For me, May 18 is the last of the firsts. It is my birthday. Twelve days from now, it will be May 30, the first anniversary of the death of my father. It is my first birthday without my Dad.
This is a milestone all of my other family members have already reached — including my husband, whose first birthday
without my Dad after my Dad’s death was the day before his funeral. While my birthday is a happy day, it — just like Thanksgiving, Christmas, and Easter all before this day — will feel a little hollow this year.
Thirty-five years ago, my Daddy became a dad.
Through personal experience, I realize Moms become Moms over the course of their pregnancy, more so than actually birthing the baby: you realize your additional responsibility to eat healthfully, exercise and reduce stress; you feel the flutterings and movements and hiccups and rib-shots which cause you to already appreciate the life you are growing (and shaping and molding, to eventually set free). You already worry about baby’s future, you over-research and over-analyze every decision: from BPA-free bottles, to crib mattresses to car seats. Becoming a mother is a gradual, but definite, process. The birth is “just” the curtain-call, if you will.
This isn’t to say expectant Dads don’t have concerns or worries, or that they don’t plan for the future and try (as best one can, as an expectant parent) to realize what the future entails. They do. It is just to say that becoming a parent, from my perspective, is more active for the pregnant mama than it is for the “pregnant” daddy.
Even though expectant Dads can feel the baby’s kicks by touching their partner’s swollen belly, or see baby’s foot move across Mom’s belly in response to Dad’s voice … Dads don’t really “become” Dads until the baby arrives. Until the baby looks like him. After Dad cuts the cord, holds the baby, changes the first diaper, spends his first sleepless night, and then drives home from the hospital with his baby and his wife sitting in the backseat, that is when the reality of becoming a father hits.
I have heard my Mom’s side of my birth story many, many times. I would love to hear my Dad’s side of my birth story, or “when he knew” he was a Dad just one more time. (Who am I kidding? Thousands of times.) Though I know his rendition would probably be shorter than the paragraph I just typed.
I was a C-section, and I know in the 70s, Dads weren’t allowed in the OR. Even my Dad (she says possessively and proudly) as an EMT and firefighter, had to wait for the news second-hand. (I remember thinking at a young age: That is ridiculous!)
I wonder what he was thinking, 35 years ago today.
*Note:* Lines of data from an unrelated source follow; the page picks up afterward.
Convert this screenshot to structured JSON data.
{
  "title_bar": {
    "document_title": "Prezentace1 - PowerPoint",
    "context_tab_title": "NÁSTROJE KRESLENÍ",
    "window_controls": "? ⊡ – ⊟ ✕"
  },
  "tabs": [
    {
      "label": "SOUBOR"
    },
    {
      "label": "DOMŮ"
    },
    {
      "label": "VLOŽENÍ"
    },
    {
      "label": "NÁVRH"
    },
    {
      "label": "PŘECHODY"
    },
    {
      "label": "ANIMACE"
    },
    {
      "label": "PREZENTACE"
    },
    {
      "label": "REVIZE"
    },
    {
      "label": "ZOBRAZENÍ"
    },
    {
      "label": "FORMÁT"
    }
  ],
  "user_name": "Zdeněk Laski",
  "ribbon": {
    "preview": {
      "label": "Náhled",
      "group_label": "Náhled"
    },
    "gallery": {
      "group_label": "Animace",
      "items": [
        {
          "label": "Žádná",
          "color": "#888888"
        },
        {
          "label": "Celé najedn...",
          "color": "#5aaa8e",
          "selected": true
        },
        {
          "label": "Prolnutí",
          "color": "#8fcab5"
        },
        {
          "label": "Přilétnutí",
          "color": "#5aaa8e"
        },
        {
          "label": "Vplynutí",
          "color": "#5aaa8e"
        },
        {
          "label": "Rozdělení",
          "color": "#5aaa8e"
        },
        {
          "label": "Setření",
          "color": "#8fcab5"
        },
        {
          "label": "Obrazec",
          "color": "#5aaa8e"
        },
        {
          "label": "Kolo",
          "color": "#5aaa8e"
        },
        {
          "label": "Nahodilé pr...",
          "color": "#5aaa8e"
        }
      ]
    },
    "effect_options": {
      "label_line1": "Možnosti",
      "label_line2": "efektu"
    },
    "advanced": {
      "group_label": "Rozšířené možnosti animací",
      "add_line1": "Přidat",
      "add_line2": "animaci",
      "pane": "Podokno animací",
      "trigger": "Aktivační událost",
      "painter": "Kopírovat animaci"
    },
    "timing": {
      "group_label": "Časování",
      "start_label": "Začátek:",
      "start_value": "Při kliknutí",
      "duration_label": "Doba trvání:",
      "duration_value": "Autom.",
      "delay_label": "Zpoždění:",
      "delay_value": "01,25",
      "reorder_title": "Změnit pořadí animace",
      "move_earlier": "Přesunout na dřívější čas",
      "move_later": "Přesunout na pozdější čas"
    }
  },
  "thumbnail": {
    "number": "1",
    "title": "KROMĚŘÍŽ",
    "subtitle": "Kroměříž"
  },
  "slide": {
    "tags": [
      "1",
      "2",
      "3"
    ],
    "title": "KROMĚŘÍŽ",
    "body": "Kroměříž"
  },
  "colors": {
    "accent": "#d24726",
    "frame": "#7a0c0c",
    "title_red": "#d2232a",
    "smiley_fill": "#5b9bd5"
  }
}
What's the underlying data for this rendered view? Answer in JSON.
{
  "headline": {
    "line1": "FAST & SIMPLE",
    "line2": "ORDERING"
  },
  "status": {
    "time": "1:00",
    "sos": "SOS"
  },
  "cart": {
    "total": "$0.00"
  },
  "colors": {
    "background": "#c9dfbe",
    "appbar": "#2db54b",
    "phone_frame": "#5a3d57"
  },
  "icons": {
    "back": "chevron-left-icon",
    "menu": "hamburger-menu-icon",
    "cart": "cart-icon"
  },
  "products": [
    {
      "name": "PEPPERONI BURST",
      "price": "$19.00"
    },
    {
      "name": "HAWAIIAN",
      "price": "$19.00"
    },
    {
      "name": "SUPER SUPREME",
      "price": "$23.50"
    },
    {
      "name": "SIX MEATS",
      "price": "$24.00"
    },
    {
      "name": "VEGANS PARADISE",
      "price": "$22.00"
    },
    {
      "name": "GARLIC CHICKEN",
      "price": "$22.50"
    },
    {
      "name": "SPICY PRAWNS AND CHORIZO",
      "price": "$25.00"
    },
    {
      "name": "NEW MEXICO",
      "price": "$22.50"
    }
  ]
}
Was he worried? Did he secretly yearn for a boy, an heir to his name? Did he ruminate about “being ready” to be a Daddy? Did he hope I’d follow in the family tradition and join the fire department? Was he excited to one day teach me to sail? What were his dreams for me? His hopes? His fears?
In truth, he was probably quietly and calmly waiting: smoking his Salem regulars, drinking a few Pepsi-colas. Maybe the Reds were playing. Maybe not.
In the end, I am certain I lived up to some of his expectations. I am quite certain I surpassed others, those he couldn’t possibly have foreseen. (By that, I mean the tattoo, the piercings, and taking nearly a dozen years to earn my bachelor’s degree. Sorry, Dad!)
My Dad didn’t offer unsolicited advice. He didn’t scold, lecture, or try to talk you (me) out of doing something stupid. Perhaps because he grew up with four sisters, three daughters (and later, three grand-daughters) he knew not to engage in a losing battle.
But he was a quiet, calming force. His praise was infrequent, but solid. His sense of humor was predictable, yet alarming. His hugs were awkward, but … they are sorely missed.
I have tried (and failed) to live this year without regretting the past. I miss him more than I ever thought possible. Losing him at such a young age, and to such a ferocious disease, has forced me to look hard at the decisions I make and how they impact my family, particularly my husband and our daughters.
Matt and I met almost by chance. He didn’t have to move to Cincinnati. I didn’t have to introduce myself at the company Red’s game. Considering we had never met during the previous four months of working for the same company, it’s unusual that the very next morning, we (almost literally) ran into each other walking into work. (He swears he didn’t plan it. I know I didn’t — I am far from punctual.)
But my Dad died of cancer almost certainly by choice. Or, rather, a series of choices.
I have spent many of the last 353 days talking to our daughters about making smart decisions. It seems that’s the only ability we have: to make informed, smart decisions about the things we can control. And then leave the rest to chance.
If you knew my Dad and you have a few moments, my birthday wish is for you to share a happy memory you have of him. And my wish for you, is that you live your life understanding your decisions impact those who love you most.
I’ll start. In my parents’ room hangs a cross-stitch, that says something like this:
Any man can be a father; It takes someone special to be a Daddy.
I never doubted that my sisters and I were some of the lucky ones. And I don’t doubt it for my children, either.
I love you, Daddy. Happy Becoming-a-Daddy-Day.
And Mom — none of this is to discredit you or the amazing job you have done. Thank you for everything, from morning sickness, to C-section and beyond. Happy Becoming-a-Mommy-Day, too. I love you.